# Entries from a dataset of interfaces
>>

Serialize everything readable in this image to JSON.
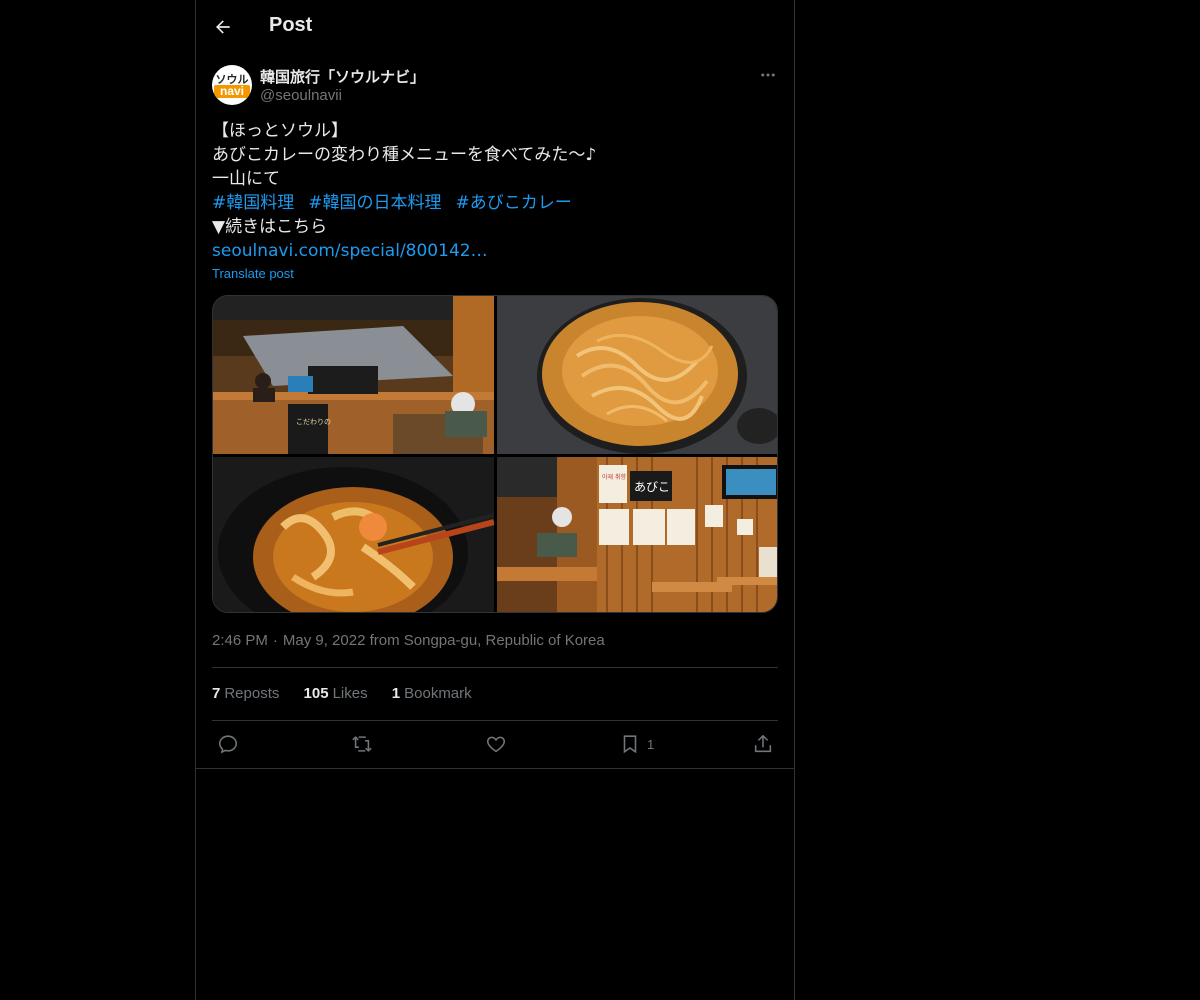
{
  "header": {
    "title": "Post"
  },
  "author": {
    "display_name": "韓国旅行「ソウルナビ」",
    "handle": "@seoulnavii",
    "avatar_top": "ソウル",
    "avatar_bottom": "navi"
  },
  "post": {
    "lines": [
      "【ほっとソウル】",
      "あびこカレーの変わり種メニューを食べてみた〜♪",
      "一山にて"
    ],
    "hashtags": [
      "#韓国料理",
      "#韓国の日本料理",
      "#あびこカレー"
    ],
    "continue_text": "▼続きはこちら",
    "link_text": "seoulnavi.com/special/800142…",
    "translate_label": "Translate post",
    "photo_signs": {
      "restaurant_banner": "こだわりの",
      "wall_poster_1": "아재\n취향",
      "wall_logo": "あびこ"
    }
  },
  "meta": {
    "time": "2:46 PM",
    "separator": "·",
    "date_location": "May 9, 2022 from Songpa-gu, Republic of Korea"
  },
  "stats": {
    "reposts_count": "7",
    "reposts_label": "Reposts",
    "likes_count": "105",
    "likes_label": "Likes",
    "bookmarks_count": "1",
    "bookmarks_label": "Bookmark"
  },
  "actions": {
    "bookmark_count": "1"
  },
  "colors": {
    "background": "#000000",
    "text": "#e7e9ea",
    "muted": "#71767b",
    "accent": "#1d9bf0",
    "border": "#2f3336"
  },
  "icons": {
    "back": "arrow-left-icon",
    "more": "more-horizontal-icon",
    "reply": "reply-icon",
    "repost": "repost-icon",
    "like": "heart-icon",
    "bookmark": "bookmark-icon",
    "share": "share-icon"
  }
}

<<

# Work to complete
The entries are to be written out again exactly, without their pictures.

# Solution to the problem
Serialize everything readable in this image to JSON.
{
  "header": {
    "title": "Post"
  },
  "author": {
    "display_name": "韓国旅行「ソウルナビ」",
    "handle": "@seoulnavii",
    "avatar_top": "ソウル",
    "avatar_bottom": "navi"
  },
  "post": {
    "lines": [
      "【ほっとソウル】",
      "あびこカレーの変わり種メニューを食べてみた〜♪",
      "一山にて"
    ],
    "hashtags": [
      "#韓国料理",
      "#韓国の日本料理",
      "#あびこカレー"
    ],
    "continue_text": "▼続きはこちら",
    "link_text": "seoulnavi.com/special/800142…",
    "translate_label": "Translate post",
    "photo_signs": {
      "restaurant_banner": "こだわりの",
      "wall_poster_1": "아재\n취향",
      "wall_logo": "あびこ"
    }
  },
  "meta": {
    "time": "2:46 PM",
    "separator": "·",
    "date_location": "May 9, 2022 from Songpa-gu, Republic of Korea"
  },
  "stats": {
    "reposts_count": "7",
    "reposts_label": "Reposts",
    "likes_count": "105",
    "likes_label": "Likes",
    "bookmarks_count": "1",
    "bookmarks_label": "Bookmark"
  },
  "actions": {
    "bookmark_count": "1"
  },
  "colors": {
    "background": "#000000",
    "text": "#e7e9ea",
    "muted": "#71767b",
    "accent": "#1d9bf0",
    "border": "#2f3336"
  },
  "icons": {
    "back": "arrow-left-icon",
    "more": "more-horizontal-icon",
    "reply": "reply-icon",
    "repost": "repost-icon",
    "like": "heart-icon",
    "bookmark": "bookmark-icon",
    "share": "share-icon"
  }
}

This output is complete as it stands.